What do you think compelled Sadc PF to vote for Malawi?
The strength of the Malawi women’s caucus was cited as one of the contributing factors, a good number of the countries that qualified do not have as robust a women’s caucus as we do. The legislation we moved last year on ending child marriage and trafficking has made the region and world take notice of Malawi. Delegates cited the quality of debate of Malawi in the Sadc PF as being something the region needs to harvest and learn from. Being highly educated, my accolades from the academic freedom, activist background and of course quality of participation really helped. I would like to stress that the support I enjoyed from the Malawi team, Patricia Kainga Nangozo [Zomba Central, MP-PP] who is the chairperson of the Gender Equality, Women Advancement and Youth Development Committee for the Forum, Joseph Njobvuyalema [Lilongwe Mapuyu MP–MCP] who is vice -president of Sadc PF, Enerst Yahaya [ Machinga Central East MP-UDF], and Enock Luka [Zomba Lisanjala MP-DPP]. They all supported me so well.
Q4 Malawi is currently chairing several committees of the regional parliamentary forum. What does this say about the country?
It shows that Malawi is not just a sad story, there are things we are doing very well. We have women who can lead and are leading. It is not surprising that we had Sadc’s first woman president.
I understand the forum came up with a Model Law. What is it about?
It is a very historic document and I am very excited to see it come to fruition. It is the first of its kind and as an African, I am very proud of initiatives that are African, done to solve Africa problems. This model law will help countries that do not have laws like that one we moved last year, [the Marriage and Family Relations Act of 2015], to have a basis to move one. We used this law in its draft form as a lobbying tool.
Q6 Lastly, language seems to be a barrier in realising effective implementation of most policies on the ground.

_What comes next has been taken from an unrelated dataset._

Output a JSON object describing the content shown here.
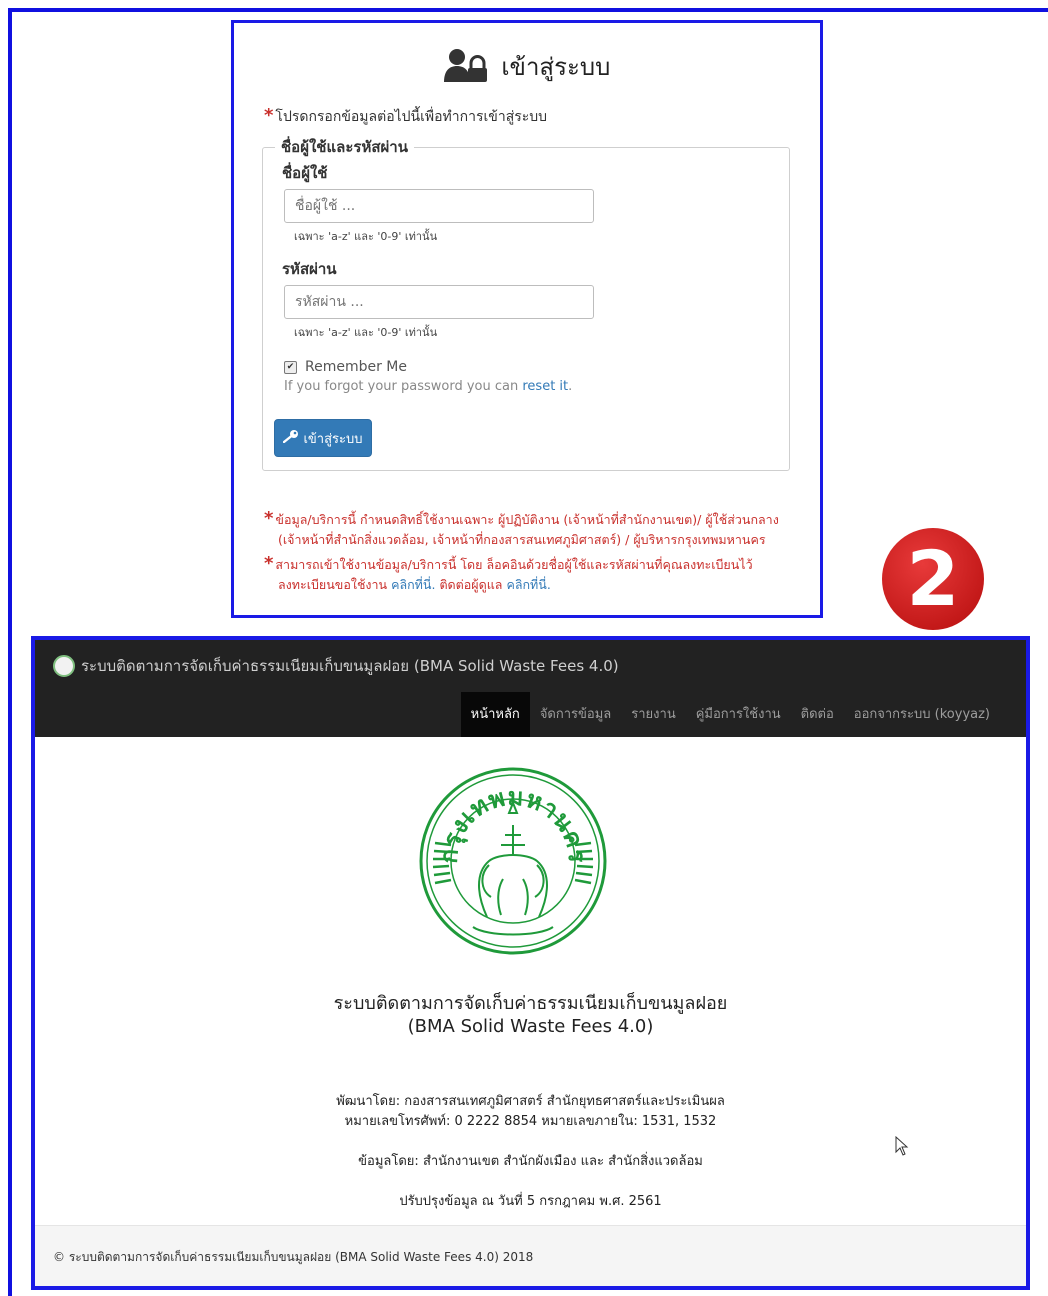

How does Sadc PF plan to turn this around for best results?
Actually, we have agreed that one of the reasons the block rarely makes strides in growing its socio-economic development is the gap that exists between policy makers and those expected to implement them on the ground. And the issue is worse in here [Malawi], a country with high illiteracy levels, especially in women. You find that all policy documents and deliberations thereof are done in English, and yet only a few of us can ably understand and analyse them from where we can make informed decisions while the majority of the people don’t. It’s high time our Parliament started holding its deliberations in a language most accessible to the poor voter in the rural setting whom we all claim to represent. The move is already working wonders in countries that embraced the idea.